TASK ITEM: Your copy of the listing should be exact and should contain no pictures.

RECORDS:

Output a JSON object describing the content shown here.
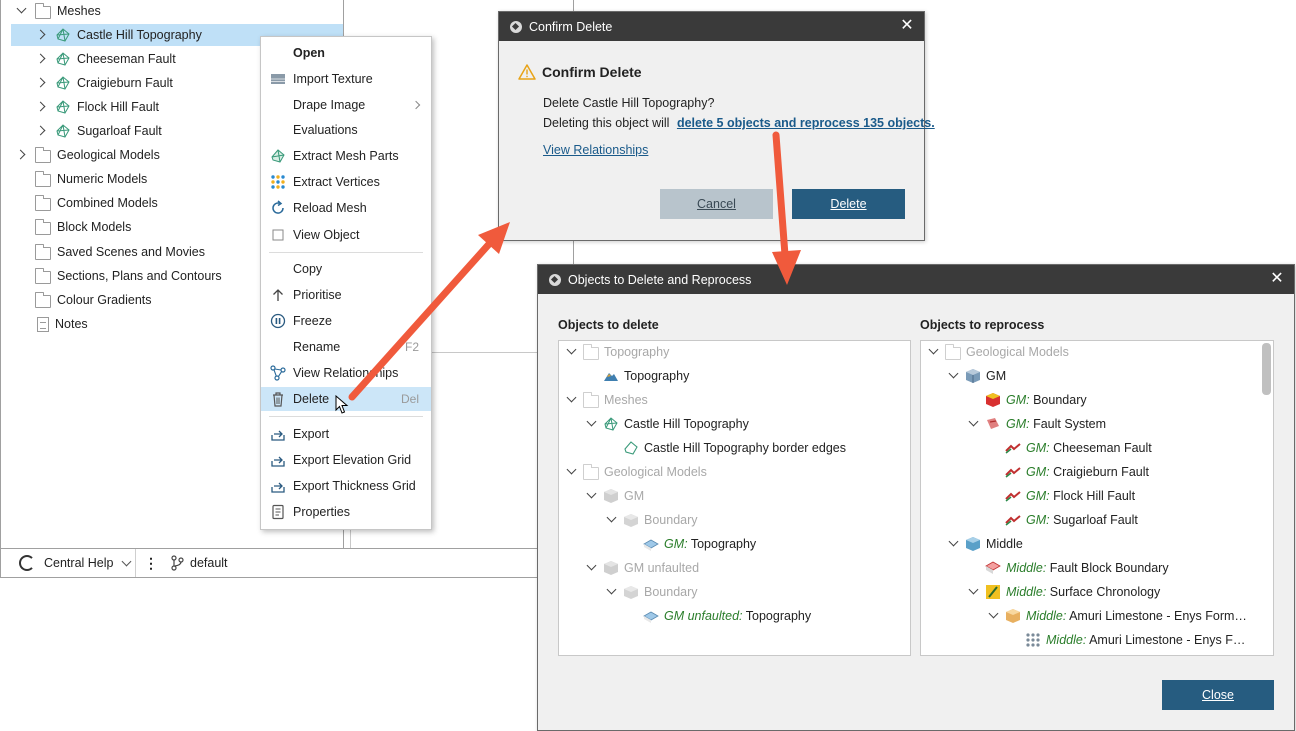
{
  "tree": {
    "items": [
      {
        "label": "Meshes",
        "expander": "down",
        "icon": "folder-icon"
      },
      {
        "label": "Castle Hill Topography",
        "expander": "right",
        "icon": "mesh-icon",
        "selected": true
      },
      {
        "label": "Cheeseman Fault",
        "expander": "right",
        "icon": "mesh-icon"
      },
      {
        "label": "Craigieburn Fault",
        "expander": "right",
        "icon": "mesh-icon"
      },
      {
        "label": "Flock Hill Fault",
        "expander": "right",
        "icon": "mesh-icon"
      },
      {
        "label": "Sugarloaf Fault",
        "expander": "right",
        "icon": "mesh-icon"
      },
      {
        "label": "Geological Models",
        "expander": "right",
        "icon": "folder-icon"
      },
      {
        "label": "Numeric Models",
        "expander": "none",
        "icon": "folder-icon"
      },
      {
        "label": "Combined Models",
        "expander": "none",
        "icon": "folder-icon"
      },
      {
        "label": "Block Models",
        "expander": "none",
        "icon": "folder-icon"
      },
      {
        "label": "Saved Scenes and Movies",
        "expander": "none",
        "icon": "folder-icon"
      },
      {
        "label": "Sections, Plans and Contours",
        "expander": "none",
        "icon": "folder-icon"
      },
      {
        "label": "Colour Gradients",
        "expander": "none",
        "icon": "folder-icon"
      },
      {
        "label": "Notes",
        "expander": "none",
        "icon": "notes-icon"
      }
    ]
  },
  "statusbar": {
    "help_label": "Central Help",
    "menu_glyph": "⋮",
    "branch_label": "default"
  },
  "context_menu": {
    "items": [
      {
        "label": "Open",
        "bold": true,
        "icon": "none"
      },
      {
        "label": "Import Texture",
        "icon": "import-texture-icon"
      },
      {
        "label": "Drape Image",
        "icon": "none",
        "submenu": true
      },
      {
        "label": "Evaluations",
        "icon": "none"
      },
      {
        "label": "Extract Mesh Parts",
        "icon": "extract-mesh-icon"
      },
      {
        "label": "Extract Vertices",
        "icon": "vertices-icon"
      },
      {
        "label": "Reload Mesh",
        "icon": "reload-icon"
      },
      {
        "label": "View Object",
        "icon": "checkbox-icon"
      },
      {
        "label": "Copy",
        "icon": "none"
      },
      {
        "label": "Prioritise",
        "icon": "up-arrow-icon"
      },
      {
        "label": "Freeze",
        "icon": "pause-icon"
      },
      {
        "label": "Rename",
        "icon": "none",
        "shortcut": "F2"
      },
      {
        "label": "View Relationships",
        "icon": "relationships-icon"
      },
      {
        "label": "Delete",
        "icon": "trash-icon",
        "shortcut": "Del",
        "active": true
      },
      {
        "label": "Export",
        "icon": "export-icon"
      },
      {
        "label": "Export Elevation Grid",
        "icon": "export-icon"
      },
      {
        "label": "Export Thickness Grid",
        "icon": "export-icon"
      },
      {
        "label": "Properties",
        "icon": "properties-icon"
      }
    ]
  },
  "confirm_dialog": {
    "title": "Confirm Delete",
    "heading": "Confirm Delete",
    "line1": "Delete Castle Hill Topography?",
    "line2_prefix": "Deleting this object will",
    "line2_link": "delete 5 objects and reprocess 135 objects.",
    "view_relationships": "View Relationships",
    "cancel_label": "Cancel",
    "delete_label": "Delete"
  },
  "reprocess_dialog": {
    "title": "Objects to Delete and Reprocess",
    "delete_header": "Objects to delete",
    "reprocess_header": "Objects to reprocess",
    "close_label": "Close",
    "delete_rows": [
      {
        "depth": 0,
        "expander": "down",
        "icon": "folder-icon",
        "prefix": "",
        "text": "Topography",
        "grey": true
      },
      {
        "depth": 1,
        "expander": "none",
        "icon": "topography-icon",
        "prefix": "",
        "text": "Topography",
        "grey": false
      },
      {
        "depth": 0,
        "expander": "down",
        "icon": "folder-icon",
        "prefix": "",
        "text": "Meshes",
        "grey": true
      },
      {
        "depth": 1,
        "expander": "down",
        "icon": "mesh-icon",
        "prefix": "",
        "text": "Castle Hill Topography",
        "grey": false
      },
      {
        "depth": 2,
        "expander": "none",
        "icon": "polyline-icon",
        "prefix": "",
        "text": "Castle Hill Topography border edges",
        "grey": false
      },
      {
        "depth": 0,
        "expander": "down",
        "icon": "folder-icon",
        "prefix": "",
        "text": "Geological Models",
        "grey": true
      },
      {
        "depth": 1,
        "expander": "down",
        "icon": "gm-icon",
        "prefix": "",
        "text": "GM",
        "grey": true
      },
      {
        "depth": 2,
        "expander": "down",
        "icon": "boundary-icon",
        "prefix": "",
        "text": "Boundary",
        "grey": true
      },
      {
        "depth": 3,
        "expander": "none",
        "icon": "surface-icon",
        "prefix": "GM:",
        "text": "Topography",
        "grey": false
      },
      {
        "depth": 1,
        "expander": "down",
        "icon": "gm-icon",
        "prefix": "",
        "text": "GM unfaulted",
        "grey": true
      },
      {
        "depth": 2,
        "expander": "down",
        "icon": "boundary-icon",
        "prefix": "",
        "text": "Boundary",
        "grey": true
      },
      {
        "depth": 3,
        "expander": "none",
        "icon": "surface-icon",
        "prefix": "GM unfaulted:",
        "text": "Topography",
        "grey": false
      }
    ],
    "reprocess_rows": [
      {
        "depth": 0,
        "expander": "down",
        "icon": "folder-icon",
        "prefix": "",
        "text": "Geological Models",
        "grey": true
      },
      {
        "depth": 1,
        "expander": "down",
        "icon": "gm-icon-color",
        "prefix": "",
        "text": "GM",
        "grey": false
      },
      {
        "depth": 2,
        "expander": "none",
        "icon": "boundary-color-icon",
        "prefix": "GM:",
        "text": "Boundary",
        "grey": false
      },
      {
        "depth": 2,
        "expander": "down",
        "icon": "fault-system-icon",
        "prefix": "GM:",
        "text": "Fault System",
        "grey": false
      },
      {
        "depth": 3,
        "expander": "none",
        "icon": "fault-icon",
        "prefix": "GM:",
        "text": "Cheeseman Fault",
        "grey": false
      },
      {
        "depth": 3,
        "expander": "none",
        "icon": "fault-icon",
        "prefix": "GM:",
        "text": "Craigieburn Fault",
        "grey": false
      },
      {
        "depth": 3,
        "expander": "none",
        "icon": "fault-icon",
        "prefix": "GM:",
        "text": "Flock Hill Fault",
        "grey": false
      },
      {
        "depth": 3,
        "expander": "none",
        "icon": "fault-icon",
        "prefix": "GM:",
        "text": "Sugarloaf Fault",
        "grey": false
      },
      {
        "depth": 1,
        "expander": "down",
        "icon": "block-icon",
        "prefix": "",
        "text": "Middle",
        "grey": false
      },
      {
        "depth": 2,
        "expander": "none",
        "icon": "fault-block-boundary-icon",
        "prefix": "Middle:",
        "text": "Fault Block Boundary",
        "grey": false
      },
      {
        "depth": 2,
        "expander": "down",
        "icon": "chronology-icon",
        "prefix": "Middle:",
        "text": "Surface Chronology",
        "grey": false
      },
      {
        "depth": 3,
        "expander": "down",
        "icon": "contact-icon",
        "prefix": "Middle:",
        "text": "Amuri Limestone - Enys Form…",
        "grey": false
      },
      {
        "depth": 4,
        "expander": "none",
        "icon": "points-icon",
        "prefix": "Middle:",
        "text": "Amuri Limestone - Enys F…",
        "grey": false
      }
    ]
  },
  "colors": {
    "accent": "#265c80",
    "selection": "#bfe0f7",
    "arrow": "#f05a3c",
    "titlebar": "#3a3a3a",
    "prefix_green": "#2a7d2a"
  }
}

ANSWER:
Output a JSON object describing the content shown here.
{
  "tree": {
    "items": [
      {
        "label": "Meshes",
        "expander": "down",
        "icon": "folder-icon"
      },
      {
        "label": "Castle Hill Topography",
        "expander": "right",
        "icon": "mesh-icon",
        "selected": true
      },
      {
        "label": "Cheeseman Fault",
        "expander": "right",
        "icon": "mesh-icon"
      },
      {
        "label": "Craigieburn Fault",
        "expander": "right",
        "icon": "mesh-icon"
      },
      {
        "label": "Flock Hill Fault",
        "expander": "right",
        "icon": "mesh-icon"
      },
      {
        "label": "Sugarloaf Fault",
        "expander": "right",
        "icon": "mesh-icon"
      },
      {
        "label": "Geological Models",
        "expander": "right",
        "icon": "folder-icon"
      },
      {
        "label": "Numeric Models",
        "expander": "none",
        "icon": "folder-icon"
      },
      {
        "label": "Combined Models",
        "expander": "none",
        "icon": "folder-icon"
      },
      {
        "label": "Block Models",
        "expander": "none",
        "icon": "folder-icon"
      },
      {
        "label": "Saved Scenes and Movies",
        "expander": "none",
        "icon": "folder-icon"
      },
      {
        "label": "Sections, Plans and Contours",
        "expander": "none",
        "icon": "folder-icon"
      },
      {
        "label": "Colour Gradients",
        "expander": "none",
        "icon": "folder-icon"
      },
      {
        "label": "Notes",
        "expander": "none",
        "icon": "notes-icon"
      }
    ]
  },
  "statusbar": {
    "help_label": "Central Help",
    "menu_glyph": "⋮",
    "branch_label": "default"
  },
  "context_menu": {
    "items": [
      {
        "label": "Open",
        "bold": true,
        "icon": "none"
      },
      {
        "label": "Import Texture",
        "icon": "import-texture-icon"
      },
      {
        "label": "Drape Image",
        "icon": "none",
        "submenu": true
      },
      {
        "label": "Evaluations",
        "icon": "none"
      },
      {
        "label": "Extract Mesh Parts",
        "icon": "extract-mesh-icon"
      },
      {
        "label": "Extract Vertices",
        "icon": "vertices-icon"
      },
      {
        "label": "Reload Mesh",
        "icon": "reload-icon"
      },
      {
        "label": "View Object",
        "icon": "checkbox-icon"
      },
      {
        "label": "Copy",
        "icon": "none"
      },
      {
        "label": "Prioritise",
        "icon": "up-arrow-icon"
      },
      {
        "label": "Freeze",
        "icon": "pause-icon"
      },
      {
        "label": "Rename",
        "icon": "none",
        "shortcut": "F2"
      },
      {
        "label": "View Relationships",
        "icon": "relationships-icon"
      },
      {
        "label": "Delete",
        "icon": "trash-icon",
        "shortcut": "Del",
        "active": true
      },
      {
        "label": "Export",
        "icon": "export-icon"
      },
      {
        "label": "Export Elevation Grid",
        "icon": "export-icon"
      },
      {
        "label": "Export Thickness Grid",
        "icon": "export-icon"
      },
      {
        "label": "Properties",
        "icon": "properties-icon"
      }
    ]
  },
  "confirm_dialog": {
    "title": "Confirm Delete",
    "heading": "Confirm Delete",
    "line1": "Delete Castle Hill Topography?",
    "line2_prefix": "Deleting this object will",
    "line2_link": "delete 5 objects and reprocess 135 objects.",
    "view_relationships": "View Relationships",
    "cancel_label": "Cancel",
    "delete_label": "Delete"
  },
  "reprocess_dialog": {
    "title": "Objects to Delete and Reprocess",
    "delete_header": "Objects to delete",
    "reprocess_header": "Objects to reprocess",
    "close_label": "Close",
    "delete_rows": [
      {
        "depth": 0,
        "expander": "down",
        "icon": "folder-icon",
        "prefix": "",
        "text": "Topography",
        "grey": true
      },
      {
        "depth": 1,
        "expander": "none",
        "icon": "topography-icon",
        "prefix": "",
        "text": "Topography",
        "grey": false
      },
      {
        "depth": 0,
        "expander": "down",
        "icon": "folder-icon",
        "prefix": "",
        "text": "Meshes",
        "grey": true
      },
      {
        "depth": 1,
        "expander": "down",
        "icon": "mesh-icon",
        "prefix": "",
        "text": "Castle Hill Topography",
        "grey": false
      },
      {
        "depth": 2,
        "expander": "none",
        "icon": "polyline-icon",
        "prefix": "",
        "text": "Castle Hill Topography border edges",
        "grey": false
      },
      {
        "depth": 0,
        "expander": "down",
        "icon": "folder-icon",
        "prefix": "",
        "text": "Geological Models",
        "grey": true
      },
      {
        "depth": 1,
        "expander": "down",
        "icon": "gm-icon",
        "prefix": "",
        "text": "GM",
        "grey": true
      },
      {
        "depth": 2,
        "expander": "down",
        "icon": "boundary-icon",
        "prefix": "",
        "text": "Boundary",
        "grey": true
      },
      {
        "depth": 3,
        "expander": "none",
        "icon": "surface-icon",
        "prefix": "GM:",
        "text": "Topography",
        "grey": false
      },
      {
        "depth": 1,
        "expander": "down",
        "icon": "gm-icon",
        "prefix": "",
        "text": "GM unfaulted",
        "grey": true
      },
      {
        "depth": 2,
        "expander": "down",
        "icon": "boundary-icon",
        "prefix": "",
        "text": "Boundary",
        "grey": true
      },
      {
        "depth": 3,
        "expander": "none",
        "icon": "surface-icon",
        "prefix": "GM unfaulted:",
        "text": "Topography",
        "grey": false
      }
    ],
    "reprocess_rows": [
      {
        "depth": 0,
        "expander": "down",
        "icon": "folder-icon",
        "prefix": "",
        "text": "Geological Models",
        "grey": true
      },
      {
        "depth": 1,
        "expander": "down",
        "icon": "gm-icon-color",
        "prefix": "",
        "text": "GM",
        "grey": false
      },
      {
        "depth": 2,
        "expander": "none",
        "icon": "boundary-color-icon",
        "prefix": "GM:",
        "text": "Boundary",
        "grey": false
      },
      {
        "depth": 2,
        "expander": "down",
        "icon": "fault-system-icon",
        "prefix": "GM:",
        "text": "Fault System",
        "grey": false
      },
      {
        "depth": 3,
        "expander": "none",
        "icon": "fault-icon",
        "prefix": "GM:",
        "text": "Cheeseman Fault",
        "grey": false
      },
      {
        "depth": 3,
        "expander": "none",
        "icon": "fault-icon",
        "prefix": "GM:",
        "text": "Craigieburn Fault",
        "grey": false
      },
      {
        "depth": 3,
        "expander": "none",
        "icon": "fault-icon",
        "prefix": "GM:",
        "text": "Flock Hill Fault",
        "grey": false
      },
      {
        "depth": 3,
        "expander": "none",
        "icon": "fault-icon",
        "prefix": "GM:",
        "text": "Sugarloaf Fault",
        "grey": false
      },
      {
        "depth": 1,
        "expander": "down",
        "icon": "block-icon",
        "prefix": "",
        "text": "Middle",
        "grey": false
      },
      {
        "depth": 2,
        "expander": "none",
        "icon": "fault-block-boundary-icon",
        "prefix": "Middle:",
        "text": "Fault Block Boundary",
        "grey": false
      },
      {
        "depth": 2,
        "expander": "down",
        "icon": "chronology-icon",
        "prefix": "Middle:",
        "text": "Surface Chronology",
        "grey": false
      },
      {
        "depth": 3,
        "expander": "down",
        "icon": "contact-icon",
        "prefix": "Middle:",
        "text": "Amuri Limestone - Enys Form…",
        "grey": false
      },
      {
        "depth": 4,
        "expander": "none",
        "icon": "points-icon",
        "prefix": "Middle:",
        "text": "Amuri Limestone - Enys F…",
        "grey": false
      }
    ]
  },
  "colors": {
    "accent": "#265c80",
    "selection": "#bfe0f7",
    "arrow": "#f05a3c",
    "titlebar": "#3a3a3a",
    "prefix_green": "#2a7d2a"
  }
}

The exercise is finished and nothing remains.